In July 2013, the city of Detroit filed for Chapter 9 bankruptcy, making it the largest U.S. city to file for federal bankruptcy. The cause was roughly $18 billion of outstanding debt and liabilities, including roughly $650 million in underfunded municipal pension plans. There has been some debate about how underfunded Detroit’s $5 billion asset pension plan was at the time of bankruptcy. Estimates have ranged from around 15 percent to as much as 50 percent. Either way, the plan was severely underfunded. Approximately 30,000 working and retired plan participants found their retirement income in jeopardy. The underfunding of the plan was nothing new; it had been a problem for years. Just to keep the pension afloat, Detroit borrowed $1.4 billion in 2005 to meet its underfunded pension liabilities.
In July 2014, as part of the bankruptcy proceedings, retirees voted to cut pension checks by 4.5 percent and to eliminate cost-of-living adjustments. This was a significant reduction but one deemed necessary to prevent further loss to the pension system.

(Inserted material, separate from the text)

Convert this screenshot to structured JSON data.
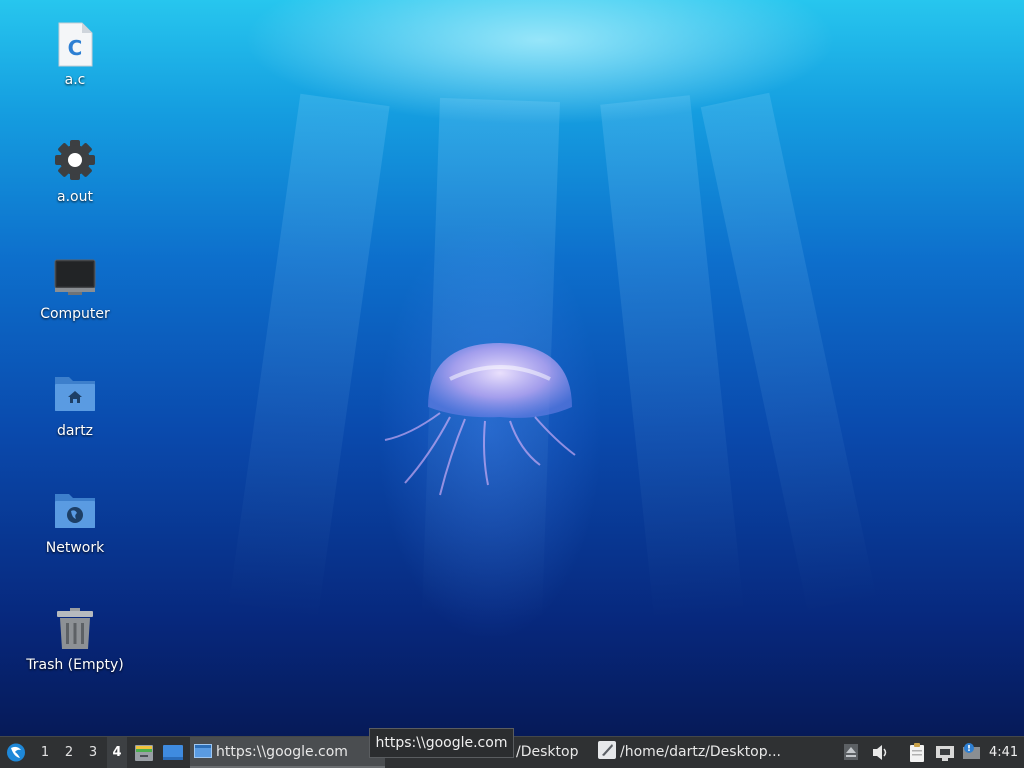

While these negotiations and pension cuts help Detroit move closer to exiting bankruptcy, not everyone was happy with the decision, and a class-action lawsuit has been filed to stop the cuts.
The news gets worse. Detroit is not alone. Moody’s Investor Service estimates that U.S. states and localities have roughly $2 trillion in underfunded pension liabilities. There is a real concern as to which city, state or municipality will be the next Detroit. Will all these localities be able to meet their pension promises? If Detroit is any indication, the answer will be no. While it is more complicated to determine whether a state can reduce pension benefits due to underfunded liabilities in the same way Detroit has done – because states cannot file for Chapter 9 bankruptcy – it is clear that other cities and counties might follow suit.
A 4.5 percent reduction might not sound devastating. But when coupled with other potential retirement income changes – including giving up any inflation protection with cost-of-living adjustments – it could add up to a big problem for retirement security. Social Security remains the most common form of retirement income, followed next by employer-provided benefits. There are legitimate concerns regarding the funding status of Social Security as well. It is not far-fetched to imagine Social Security benefits reduced in the not-too-distant future. Under the status quo, Social Security will be able to make full benefit payments only until 2033, at which time there would be enough income from taxes to pay just 76 percent of expected benefits. When you consider how much your clients, especially those nearing retirement, might be relying on Social Security to fund a portion of their retirement income, this is a situation that bears closely watching. Reductions to Social Security coupled with permanent reductions in an individual’s state or local government pension plan could devastate your client’s financial security.
There is no doubt that the security of any client’s pension plan is an important consideration when planning for retirement. If you have a client eligible for a state or municipal pension, make sure you understand the funding situation of the pension plan. This could heavily influence your decision to recommend annuitizing the benefit, leaving money in the plan or taking a lump-sum distribution. I’d like to tell you that the art and science of retirement income is easy. As an expert advisor, you know better. Incorporating all of this into a comprehensive plan can be incredibly difficult to do. You’ll want to continue furthering your own education to be as prepared as possible, with a good understanding of the pension system and the latest techniques for mitigating retirement plan risk. If a plan is severely underfunded, it might be best to recommend withdrawing the money at retirement to avoid a Detroit-like situation.
Detroit is not alone. When it comes to retirement income planning, make sure your clients aren’t either.